Things to do in Istanbul
With such a rich cultural past, there's no shortage of things to do in Istanbul. If you have very limited time in the city, you should concentrate on the historic district and put Topkapi Palace and the Hagia Sophia at the top of your list. If you have a little more time, visit the nearby museums. The Istanbul Archeology Museum is easily accessed through the Topkapi Palace or Gulhane Park. This museum, located in the Eminönü district, is actually a group of three museums, the Archaeology Museum (Arkeoloji Müzesi), the Museum of the Ancient Orient (EskiŞark Eserler Müzesi), and the Tiled Kiosk (ÇiniliKöşk). The Archaeology museum houses sarcophaguses and mummies from the ancient Turkish Empire.

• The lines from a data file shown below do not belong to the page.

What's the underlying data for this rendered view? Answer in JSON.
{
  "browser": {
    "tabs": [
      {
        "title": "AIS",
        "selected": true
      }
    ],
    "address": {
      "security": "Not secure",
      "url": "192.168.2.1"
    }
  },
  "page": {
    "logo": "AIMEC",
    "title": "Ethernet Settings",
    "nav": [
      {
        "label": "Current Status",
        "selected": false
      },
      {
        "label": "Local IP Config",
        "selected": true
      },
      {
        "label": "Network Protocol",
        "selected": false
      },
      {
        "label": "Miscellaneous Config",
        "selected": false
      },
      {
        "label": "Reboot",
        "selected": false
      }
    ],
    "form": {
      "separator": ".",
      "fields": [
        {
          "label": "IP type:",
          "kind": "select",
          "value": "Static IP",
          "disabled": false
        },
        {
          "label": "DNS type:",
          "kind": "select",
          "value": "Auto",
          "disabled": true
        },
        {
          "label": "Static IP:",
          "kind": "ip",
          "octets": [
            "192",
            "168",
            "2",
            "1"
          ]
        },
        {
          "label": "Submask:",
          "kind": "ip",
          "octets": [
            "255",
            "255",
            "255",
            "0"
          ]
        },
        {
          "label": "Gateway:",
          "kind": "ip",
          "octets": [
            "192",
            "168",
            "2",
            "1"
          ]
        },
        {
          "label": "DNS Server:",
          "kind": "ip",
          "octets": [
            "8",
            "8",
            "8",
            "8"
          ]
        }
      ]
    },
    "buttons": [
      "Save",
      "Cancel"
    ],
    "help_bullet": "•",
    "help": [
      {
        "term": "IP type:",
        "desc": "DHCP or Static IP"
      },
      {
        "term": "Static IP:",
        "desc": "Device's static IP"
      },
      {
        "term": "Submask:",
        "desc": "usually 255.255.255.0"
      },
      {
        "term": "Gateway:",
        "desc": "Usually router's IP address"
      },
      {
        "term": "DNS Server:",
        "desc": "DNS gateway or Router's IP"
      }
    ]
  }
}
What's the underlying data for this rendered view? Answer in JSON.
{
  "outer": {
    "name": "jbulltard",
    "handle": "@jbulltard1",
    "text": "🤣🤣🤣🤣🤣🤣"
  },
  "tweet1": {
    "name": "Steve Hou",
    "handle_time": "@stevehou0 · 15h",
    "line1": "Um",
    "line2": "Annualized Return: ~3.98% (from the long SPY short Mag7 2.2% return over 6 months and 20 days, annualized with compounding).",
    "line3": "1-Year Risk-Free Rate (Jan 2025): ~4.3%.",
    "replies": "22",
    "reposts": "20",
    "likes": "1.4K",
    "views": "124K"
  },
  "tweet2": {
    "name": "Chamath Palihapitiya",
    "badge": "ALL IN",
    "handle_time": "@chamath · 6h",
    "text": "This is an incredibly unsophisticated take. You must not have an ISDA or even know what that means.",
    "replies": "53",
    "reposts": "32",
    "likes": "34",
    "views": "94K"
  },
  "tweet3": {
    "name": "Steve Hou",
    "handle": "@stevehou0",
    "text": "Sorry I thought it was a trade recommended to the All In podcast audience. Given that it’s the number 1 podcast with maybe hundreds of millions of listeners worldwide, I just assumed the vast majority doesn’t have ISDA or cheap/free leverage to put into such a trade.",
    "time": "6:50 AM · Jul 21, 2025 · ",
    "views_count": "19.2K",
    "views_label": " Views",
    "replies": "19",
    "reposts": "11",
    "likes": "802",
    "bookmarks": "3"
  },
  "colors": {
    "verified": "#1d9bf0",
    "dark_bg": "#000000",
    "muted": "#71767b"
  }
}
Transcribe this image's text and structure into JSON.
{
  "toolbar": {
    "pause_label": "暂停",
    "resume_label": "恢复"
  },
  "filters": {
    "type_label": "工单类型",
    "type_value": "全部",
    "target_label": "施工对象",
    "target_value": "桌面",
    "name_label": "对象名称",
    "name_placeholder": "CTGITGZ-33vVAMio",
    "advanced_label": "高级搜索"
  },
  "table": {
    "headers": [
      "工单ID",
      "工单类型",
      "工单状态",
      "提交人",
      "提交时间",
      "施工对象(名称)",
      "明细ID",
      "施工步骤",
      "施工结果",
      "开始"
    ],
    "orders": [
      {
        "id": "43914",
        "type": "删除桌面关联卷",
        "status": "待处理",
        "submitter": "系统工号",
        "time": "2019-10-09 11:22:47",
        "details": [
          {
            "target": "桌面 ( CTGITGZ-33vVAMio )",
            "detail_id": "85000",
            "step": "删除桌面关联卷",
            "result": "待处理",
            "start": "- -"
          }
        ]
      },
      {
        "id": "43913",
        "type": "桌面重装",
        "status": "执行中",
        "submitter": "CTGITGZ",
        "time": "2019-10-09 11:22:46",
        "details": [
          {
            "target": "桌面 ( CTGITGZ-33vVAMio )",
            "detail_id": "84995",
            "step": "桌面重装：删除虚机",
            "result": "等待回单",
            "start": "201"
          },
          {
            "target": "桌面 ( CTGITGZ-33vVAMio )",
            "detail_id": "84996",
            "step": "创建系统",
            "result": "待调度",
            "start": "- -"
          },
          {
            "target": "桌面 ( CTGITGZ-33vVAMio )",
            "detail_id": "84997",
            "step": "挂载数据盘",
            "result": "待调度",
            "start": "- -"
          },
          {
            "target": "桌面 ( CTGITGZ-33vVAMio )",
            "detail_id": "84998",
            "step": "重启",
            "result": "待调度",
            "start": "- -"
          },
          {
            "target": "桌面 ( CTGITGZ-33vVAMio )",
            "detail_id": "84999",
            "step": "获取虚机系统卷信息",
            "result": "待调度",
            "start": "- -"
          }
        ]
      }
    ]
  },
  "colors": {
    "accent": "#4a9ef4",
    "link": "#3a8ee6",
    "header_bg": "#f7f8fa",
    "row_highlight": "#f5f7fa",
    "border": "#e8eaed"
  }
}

It also has a children's museum where the most popular attraction is a life-size rendition of the mythical Trojan horse.
No travel to Istanbul would be complete without heading over to the city's world-renowned markets, filled with extraordinary tapestries, beautiful ceramic tiles, and unparalleled and colorful fabrics. Your top stop: The Grand Bazaar, which is among the oldest and largest covered markets in the world.
Quartz comes in many colors and some of the world’s bluest is mined in the Eskisehir region of Anatolia. Deriving its name from Chalcedon, a district on the Asian coast of Istanbul (now Kadikoy), the stone remains a popular and affordable souvenir at Chalcedony in Sultanahmet.
Two treatments—neither of them traditional Tui Na—are available at this outlet operated by a friendly Turkish couple. The more private option is a Swedish-style back rub in a massage chair behind the curtain, with a human massage therapist (prices begin at $20 for 10 minutes).
Not only does Istanbul’s chicest set live in the Nisantisi neighborhood in Istanbul, they shop there too.
Also known as the Egyptian or Gypsy Bazaar, this covered market’s main attraction isn’t, sadly, the eponymous spices (no, that’s not real saffron at an unbelievably low price—it’s safflower, which isn’t the same thing at all).
For a peaceful place to get right with God—or to get away from the PA system—prayer rooms, called masjids, are available throughout the airport (5 a.m.–11 p.m.). Men and women pray separately (and in modest clothing—no shorts or bare arms).
The rapidly gentrifying side streets between Cihangir and İstiklâl Caddesi are lined with shops selling antiques, furniture, and weird-but-wonderful junk.
All major flights to Istanbul touch down at Ataturk Airport, located approximately 14 miles west of the city center. On average, 82,000 passengers pass through it daily, and 700 planes arrive and depart, making it the 17th busiest airport in the world.
Responding to complaints from villagers throughout Turkey about large-scale textile production, Metin Tosun opened Abdulla in the center of the Grand Bazaar to both support a more traditional, handmade approach and sell 100% organic cotton, linen, and silk products like towels, blankets, robes, a
If Istanbul’s romantic rooftop views work their customary magic, you may suddenly find yourself needing one of costume designer Bilge Mestci’s opulent, Ottoman-inspired bridal gowns in silk and Indian lace.
Designed to look like Istanbul’s huge, centuries-old, labyrinthine Grand Bazaar with its colorful carnival of domed buildings, arches, and pillars, the newer and smaller Old Bazaar sells high-quality Turkish specialty items—olive oil, dates, halvah (a Middle Eastern sweet made of ground sesame se
You can cruise between the continents for $1— plus 30¢ for a glass of tea on board—by catching a local ferry at the Eminönü docks on the Golden Horn and taking a leisurely cruise on the Bosporos.
Just west of the Grand Bazaar’s central chamber (ic bedestan), this literal hole-in-the-wall shop specializes in silk, mohair, cotton, wool, and fur products like towels, bathrobes, caftans, kerchiefs, duvets, and rugs — all sourced from handcrafters in villages throughout the country.
Sample the goat’s-milk ice cream, which is thickened with the powdered root of wild orchids. Splurge on a triple scoop of pistachio, pomegranate, and black mulberry.